* Work required:
Scan the entries below, and for each line that includes the word "icon", make a copy.

* Extracted data entries:

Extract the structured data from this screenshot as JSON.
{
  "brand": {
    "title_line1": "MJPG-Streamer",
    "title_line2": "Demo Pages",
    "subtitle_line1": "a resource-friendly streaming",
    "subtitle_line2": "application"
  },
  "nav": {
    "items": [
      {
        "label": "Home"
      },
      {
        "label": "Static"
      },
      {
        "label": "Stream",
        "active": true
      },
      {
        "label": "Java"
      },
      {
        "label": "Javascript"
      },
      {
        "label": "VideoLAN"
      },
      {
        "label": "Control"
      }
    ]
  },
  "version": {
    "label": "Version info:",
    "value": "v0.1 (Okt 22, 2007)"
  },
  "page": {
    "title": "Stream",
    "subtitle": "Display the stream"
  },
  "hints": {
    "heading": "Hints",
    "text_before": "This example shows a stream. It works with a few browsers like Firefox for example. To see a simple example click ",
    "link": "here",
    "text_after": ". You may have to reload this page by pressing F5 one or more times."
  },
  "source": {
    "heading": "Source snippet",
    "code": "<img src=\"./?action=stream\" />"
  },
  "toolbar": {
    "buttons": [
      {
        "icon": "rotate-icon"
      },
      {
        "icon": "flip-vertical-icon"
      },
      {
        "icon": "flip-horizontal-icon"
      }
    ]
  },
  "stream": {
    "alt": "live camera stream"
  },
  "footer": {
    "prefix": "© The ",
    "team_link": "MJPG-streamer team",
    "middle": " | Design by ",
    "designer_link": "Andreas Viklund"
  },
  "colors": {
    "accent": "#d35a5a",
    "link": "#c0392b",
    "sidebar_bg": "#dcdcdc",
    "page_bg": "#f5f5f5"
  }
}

* Result of this task:
        "icon": "rotate-icon"
        "icon": "flip-vertical-icon"
        "icon": "flip-horizontal-icon"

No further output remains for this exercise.